Monetary Aspects of Austerity Budgeting


I liked Nick Clegg’s speech to the Liberal Democrat party conference and think it’s a nice defense of progressive liberalism against the libertarian vision of the vanishing state on the one hand, and the clientelist vision of a state run for the benefit of service-providers. But something I think is interesting is that his defense of the UK governing coalition’s austerity budgeting totally misses the best arguments in favor of it, namely the centrality of monetary policy.

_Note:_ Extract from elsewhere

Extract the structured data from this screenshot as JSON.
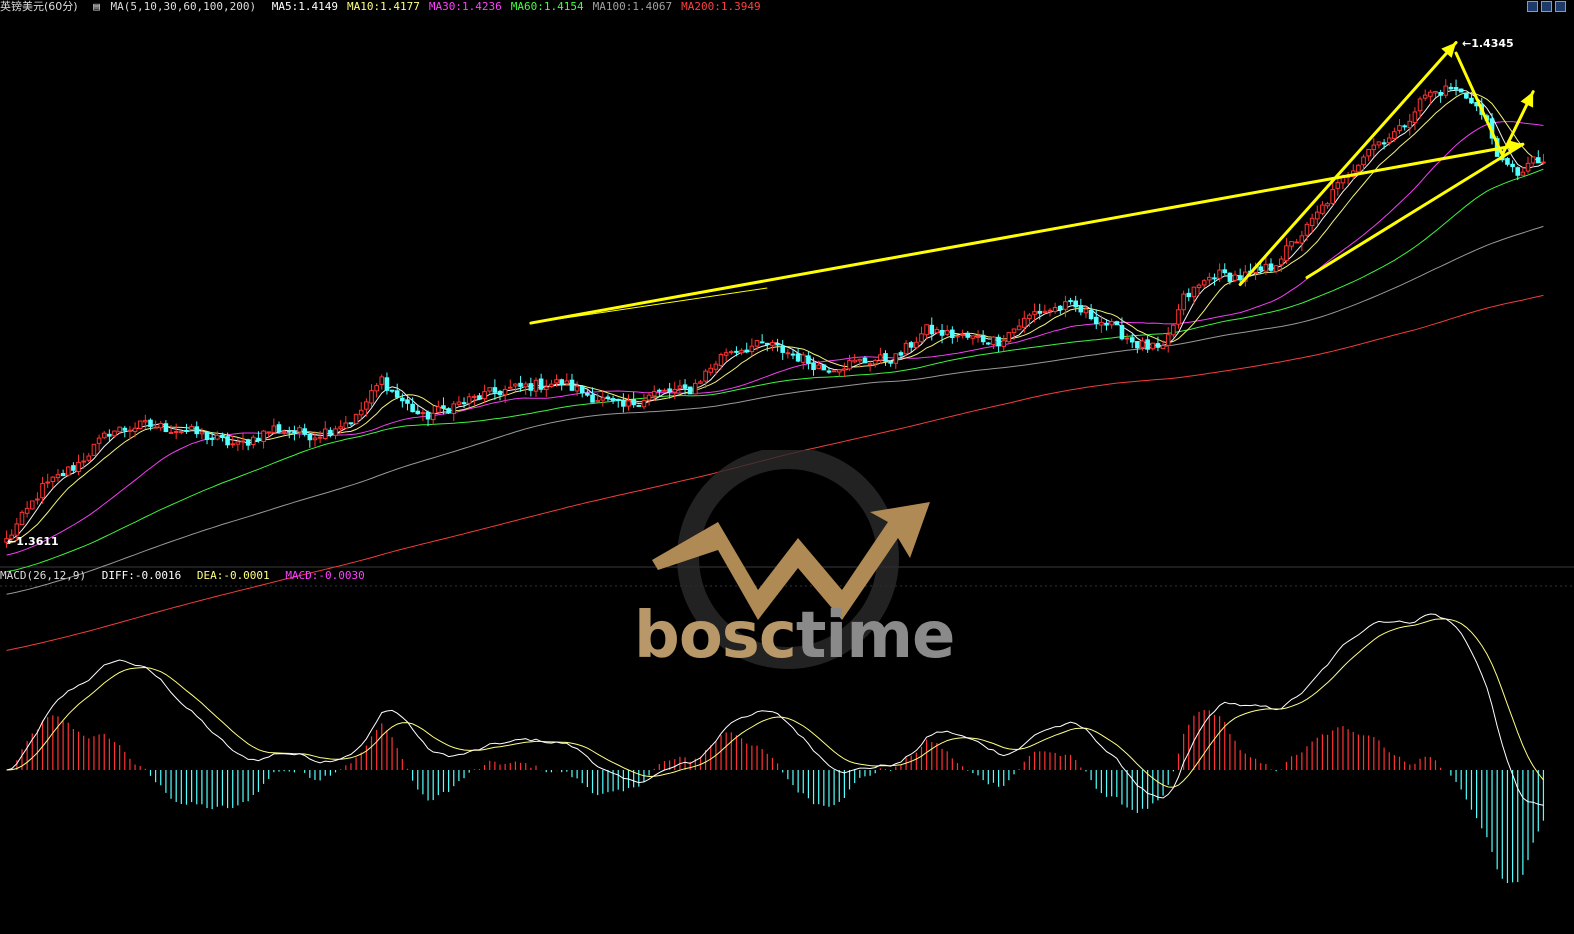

The crux of the matter is that in the UK, unlike in the US or Europe, monetary policy has in fact been extremely expansionary. Sufficiently expansionary that after falling to 1 percent in the fall of 2009, the CPI is back up to three percent. Reporting has made it clear that the view in the Bank of England and the Treasury is that absent fiscal austerity the monetary authorities will need to tighten to keep inflation from getting undesirably high. This is a judgment whose merits could be debated, but the Brits—unlike us—are in the position of facing some real tradeoffs here and the austerity option is not-unreasonable when you consider that the UK is coming off a 12-year span of Labour rule during which the size of the public sector did in fact expand considerably.

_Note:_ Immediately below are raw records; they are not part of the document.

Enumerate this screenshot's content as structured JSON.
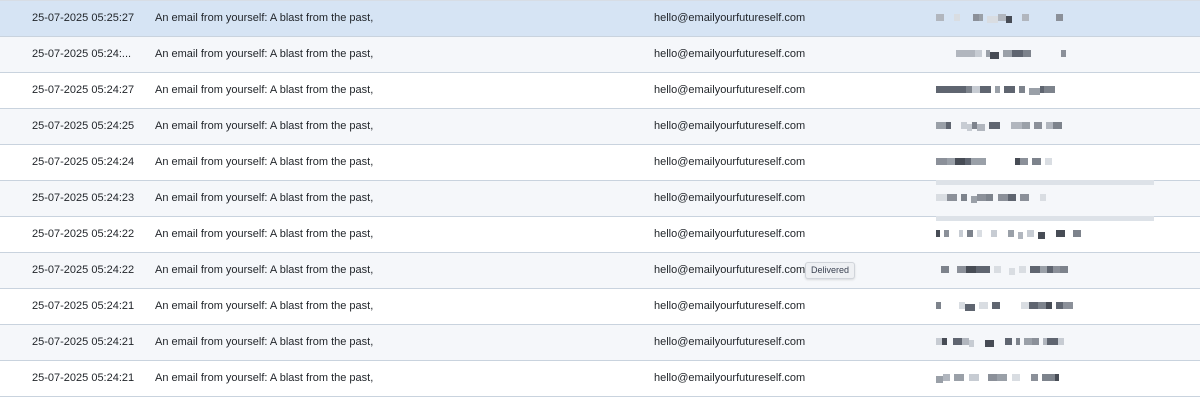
{
  "rows": [
    {
      "date": "25-07-2025 05:25:27",
      "subject": "An email from yourself: A blast from the past,",
      "from": "hello@emailyourfutureself.com",
      "selected": true
    },
    {
      "date": "25-07-2025 05:24:...",
      "subject": "An email from yourself: A blast from the past,",
      "from": "hello@emailyourfutureself.com"
    },
    {
      "date": "25-07-2025 05:24:27",
      "subject": "An email from yourself: A blast from the past,",
      "from": "hello@emailyourfutureself.com"
    },
    {
      "date": "25-07-2025 05:24:25",
      "subject": "An email from yourself: A blast from the past,",
      "from": "hello@emailyourfutureself.com"
    },
    {
      "date": "25-07-2025 05:24:24",
      "subject": "An email from yourself: A blast from the past,",
      "from": "hello@emailyourfutureself.com"
    },
    {
      "date": "25-07-2025 05:24:23",
      "subject": "An email from yourself: A blast from the past,",
      "from": "hello@emailyourfutureself.com"
    },
    {
      "date": "25-07-2025 05:24:22",
      "subject": "An email from yourself: A blast from the past,",
      "from": "hello@emailyourfutureself.com"
    },
    {
      "date": "25-07-2025 05:24:22",
      "subject": "An email from yourself: A blast from the past,",
      "from": "hello@emailyourfutureself.com",
      "status": "Delivered"
    },
    {
      "date": "25-07-2025 05:24:21",
      "subject": "An email from yourself: A blast from the past,",
      "from": "hello@emailyourfutureself.com"
    },
    {
      "date": "25-07-2025 05:24:21",
      "subject": "An email from yourself: A blast from the past,",
      "from": "hello@emailyourfutureself.com"
    },
    {
      "date": "25-07-2025 05:24:21",
      "subject": "An email from yourself: A blast from the past,",
      "from": "hello@emailyourfutureself.com"
    }
  ],
  "colors": {
    "selected_row": "#d6e4f4",
    "alt_row": "#f5f7fa",
    "row_border": "#c9d3de"
  }
}
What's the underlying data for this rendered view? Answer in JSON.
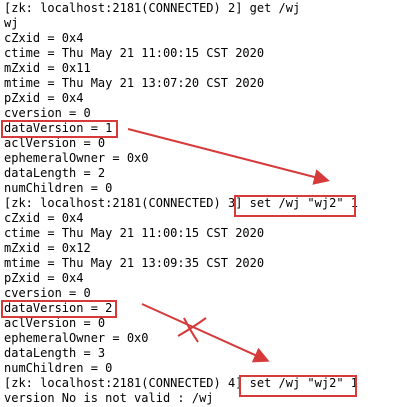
{
  "terminal": {
    "lines": [
      "[zk: localhost:2181(CONNECTED) 2] get /wj",
      "wj",
      "cZxid = 0x4",
      "ctime = Thu May 21 11:00:15 CST 2020",
      "mZxid = 0x11",
      "mtime = Thu May 21 13:07:20 CST 2020",
      "pZxid = 0x4",
      "cversion = 0",
      "dataVersion = 1",
      "aclVersion = 0",
      "ephemeralOwner = 0x0",
      "dataLength = 2",
      "numChildren = 0",
      "[zk: localhost:2181(CONNECTED) 3] set /wj \"wj2\" 1",
      "cZxid = 0x4",
      "ctime = Thu May 21 11:00:15 CST 2020",
      "mZxid = 0x12",
      "mtime = Thu May 21 13:09:35 CST 2020",
      "pZxid = 0x4",
      "cversion = 0",
      "dataVersion = 2",
      "aclVersion = 0",
      "ephemeralOwner = 0x0",
      "dataLength = 3",
      "numChildren = 0",
      "[zk: localhost:2181(CONNECTED) 4] set /wj \"wj2\" 1",
      "version No is not valid : /wj"
    ]
  },
  "annotations": {
    "color": "#d63a3a"
  }
}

All of which is just to observe that in the UK, just like in the US, politicians seem loathe to talk about monetary policy even though they love to talk about “jobs” and “the economy.” It’s impossible, however, to talk about short-term economic performance in an accurate way without talking about monetary policy. All across the developed world countries have set up central banks, charged with with maintaining macroeconomic stability, granted them operational independence from politics, and then fallen so deeply in love with the idea of independence that the political system acts as if they don’t exist. But they do! And whatever the merits of whatever form of independence, it doesn’t make sense to just ignore them.